Every entry needs to be repeated exactly, with nothing left out.

[MATERIAL PROVIDED Boundary: Start]

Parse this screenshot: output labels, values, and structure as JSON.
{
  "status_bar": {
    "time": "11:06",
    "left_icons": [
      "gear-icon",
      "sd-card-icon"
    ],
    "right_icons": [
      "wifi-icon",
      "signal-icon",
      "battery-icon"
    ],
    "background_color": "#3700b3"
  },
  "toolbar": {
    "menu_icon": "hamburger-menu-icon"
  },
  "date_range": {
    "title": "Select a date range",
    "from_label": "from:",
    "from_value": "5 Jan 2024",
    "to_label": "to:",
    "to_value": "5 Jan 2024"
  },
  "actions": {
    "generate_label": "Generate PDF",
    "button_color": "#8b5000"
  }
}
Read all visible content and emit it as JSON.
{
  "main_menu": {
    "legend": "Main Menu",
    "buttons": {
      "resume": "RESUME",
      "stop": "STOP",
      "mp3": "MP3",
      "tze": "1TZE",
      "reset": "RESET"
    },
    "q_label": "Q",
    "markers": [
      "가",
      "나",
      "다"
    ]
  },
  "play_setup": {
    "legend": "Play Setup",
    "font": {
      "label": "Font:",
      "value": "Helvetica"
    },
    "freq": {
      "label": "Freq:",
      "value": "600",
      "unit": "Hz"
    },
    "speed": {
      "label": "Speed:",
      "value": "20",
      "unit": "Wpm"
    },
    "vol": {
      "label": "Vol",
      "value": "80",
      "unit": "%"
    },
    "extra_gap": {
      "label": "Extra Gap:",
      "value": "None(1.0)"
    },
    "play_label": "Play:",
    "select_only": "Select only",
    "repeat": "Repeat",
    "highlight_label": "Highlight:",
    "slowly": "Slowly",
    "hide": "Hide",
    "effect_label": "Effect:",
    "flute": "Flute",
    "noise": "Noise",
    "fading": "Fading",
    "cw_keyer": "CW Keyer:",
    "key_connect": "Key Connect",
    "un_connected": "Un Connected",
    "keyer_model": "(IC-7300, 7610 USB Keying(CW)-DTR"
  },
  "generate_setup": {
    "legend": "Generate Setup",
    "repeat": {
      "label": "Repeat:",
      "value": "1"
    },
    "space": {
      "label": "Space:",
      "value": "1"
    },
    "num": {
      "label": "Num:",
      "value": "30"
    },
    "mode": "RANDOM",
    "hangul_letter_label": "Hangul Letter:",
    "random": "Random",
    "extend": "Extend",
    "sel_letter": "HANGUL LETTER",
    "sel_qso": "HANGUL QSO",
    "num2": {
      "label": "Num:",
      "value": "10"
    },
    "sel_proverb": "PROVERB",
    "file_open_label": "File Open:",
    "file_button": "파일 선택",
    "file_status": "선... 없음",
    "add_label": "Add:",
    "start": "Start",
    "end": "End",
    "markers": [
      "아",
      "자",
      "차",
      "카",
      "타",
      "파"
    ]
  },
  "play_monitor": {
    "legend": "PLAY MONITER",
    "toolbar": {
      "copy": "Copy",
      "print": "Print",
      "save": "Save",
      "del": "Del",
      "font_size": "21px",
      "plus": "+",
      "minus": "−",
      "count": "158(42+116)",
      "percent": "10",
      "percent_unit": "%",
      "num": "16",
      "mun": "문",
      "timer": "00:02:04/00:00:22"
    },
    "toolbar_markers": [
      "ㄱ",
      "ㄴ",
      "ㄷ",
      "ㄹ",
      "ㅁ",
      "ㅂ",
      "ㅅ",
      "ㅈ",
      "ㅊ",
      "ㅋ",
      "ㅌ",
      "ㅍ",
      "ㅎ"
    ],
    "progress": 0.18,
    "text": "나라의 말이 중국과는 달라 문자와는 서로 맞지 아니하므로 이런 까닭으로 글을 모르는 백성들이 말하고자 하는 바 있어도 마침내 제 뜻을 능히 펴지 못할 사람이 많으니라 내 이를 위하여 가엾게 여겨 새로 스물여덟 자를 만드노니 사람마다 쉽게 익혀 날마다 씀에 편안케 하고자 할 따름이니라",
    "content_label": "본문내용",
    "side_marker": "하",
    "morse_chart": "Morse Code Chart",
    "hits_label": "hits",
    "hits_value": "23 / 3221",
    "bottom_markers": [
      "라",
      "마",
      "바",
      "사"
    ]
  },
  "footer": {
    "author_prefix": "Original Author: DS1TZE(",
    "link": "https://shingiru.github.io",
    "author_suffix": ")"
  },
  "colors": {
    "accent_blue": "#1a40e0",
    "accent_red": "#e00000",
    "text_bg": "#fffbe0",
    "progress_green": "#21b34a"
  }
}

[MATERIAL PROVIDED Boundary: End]

RESULT ->
Parse this screenshot: output labels, values, and structure as JSON.
{
  "status_bar": {
    "time": "11:06",
    "left_icons": [
      "gear-icon",
      "sd-card-icon"
    ],
    "right_icons": [
      "wifi-icon",
      "signal-icon",
      "battery-icon"
    ],
    "background_color": "#3700b3"
  },
  "toolbar": {
    "menu_icon": "hamburger-menu-icon"
  },
  "date_range": {
    "title": "Select a date range",
    "from_label": "from:",
    "from_value": "5 Jan 2024",
    "to_label": "to:",
    "to_value": "5 Jan 2024"
  },
  "actions": {
    "generate_label": "Generate PDF",
    "button_color": "#8b5000"
  }
}
Read all visible content and emit it as JSON.
{
  "main_menu": {
    "legend": "Main Menu",
    "buttons": {
      "resume": "RESUME",
      "stop": "STOP",
      "mp3": "MP3",
      "tze": "1TZE",
      "reset": "RESET"
    },
    "q_label": "Q",
    "markers": [
      "가",
      "나",
      "다"
    ]
  },
  "play_setup": {
    "legend": "Play Setup",
    "font": {
      "label": "Font:",
      "value": "Helvetica"
    },
    "freq": {
      "label": "Freq:",
      "value": "600",
      "unit": "Hz"
    },
    "speed": {
      "label": "Speed:",
      "value": "20",
      "unit": "Wpm"
    },
    "vol": {
      "label": "Vol",
      "value": "80",
      "unit": "%"
    },
    "extra_gap": {
      "label": "Extra Gap:",
      "value": "None(1.0)"
    },
    "play_label": "Play:",
    "select_only": "Select only",
    "repeat": "Repeat",
    "highlight_label": "Highlight:",
    "slowly": "Slowly",
    "hide": "Hide",
    "effect_label": "Effect:",
    "flute": "Flute",
    "noise": "Noise",
    "fading": "Fading",
    "cw_keyer": "CW Keyer:",
    "key_connect": "Key Connect",
    "un_connected": "Un Connected",
    "keyer_model": "(IC-7300, 7610 USB Keying(CW)-DTR"
  },
  "generate_setup": {
    "legend": "Generate Setup",
    "repeat": {
      "label": "Repeat:",
      "value": "1"
    },
    "space": {
      "label": "Space:",
      "value": "1"
    },
    "num": {
      "label": "Num:",
      "value": "30"
    },
    "mode": "RANDOM",
    "hangul_letter_label": "Hangul Letter:",
    "random": "Random",
    "extend": "Extend",
    "sel_letter": "HANGUL LETTER",
    "sel_qso": "HANGUL QSO",
    "num2": {
      "label": "Num:",
      "value": "10"
    },
    "sel_proverb": "PROVERB",
    "file_open_label": "File Open:",
    "file_button": "파일 선택",
    "file_status": "선... 없음",
    "add_label": "Add:",
    "start": "Start",
    "end": "End",
    "markers": [
      "아",
      "자",
      "차",
      "카",
      "타",
      "파"
    ]
  },
  "play_monitor": {
    "legend": "PLAY MONITER",
    "toolbar": {
      "copy": "Copy",
      "print": "Print",
      "save": "Save",
      "del": "Del",
      "font_size": "21px",
      "plus": "+",
      "minus": "−",
      "count": "158(42+116)",
      "percent": "10",
      "percent_unit": "%",
      "num": "16",
      "mun": "문",
      "timer": "00:02:04/00:00:22"
    },
    "toolbar_markers": [
      "ㄱ",
      "ㄴ",
      "ㄷ",
      "ㄹ",
      "ㅁ",
      "ㅂ",
      "ㅅ",
      "ㅈ",
      "ㅊ",
      "ㅋ",
      "ㅌ",
      "ㅍ",
      "ㅎ"
    ],
    "progress": 0.18,
    "text": "나라의 말이 중국과는 달라 문자와는 서로 맞지 아니하므로 이런 까닭으로 글을 모르는 백성들이 말하고자 하는 바 있어도 마침내 제 뜻을 능히 펴지 못할 사람이 많으니라 내 이를 위하여 가엾게 여겨 새로 스물여덟 자를 만드노니 사람마다 쉽게 익혀 날마다 씀에 편안케 하고자 할 따름이니라",
    "content_label": "본문내용",
    "side_marker": "하",
    "morse_chart": "Morse Code Chart",
    "hits_label": "hits",
    "hits_value": "23 / 3221",
    "bottom_markers": [
      "라",
      "마",
      "바",
      "사"
    ]
  },
  "footer": {
    "author_prefix": "Original Author: DS1TZE(",
    "link": "https://shingiru.github.io",
    "author_suffix": ")"
  },
  "colors": {
    "accent_blue": "#1a40e0",
    "accent_red": "#e00000",
    "text_bg": "#fffbe0",
    "progress_green": "#21b34a"
  }
}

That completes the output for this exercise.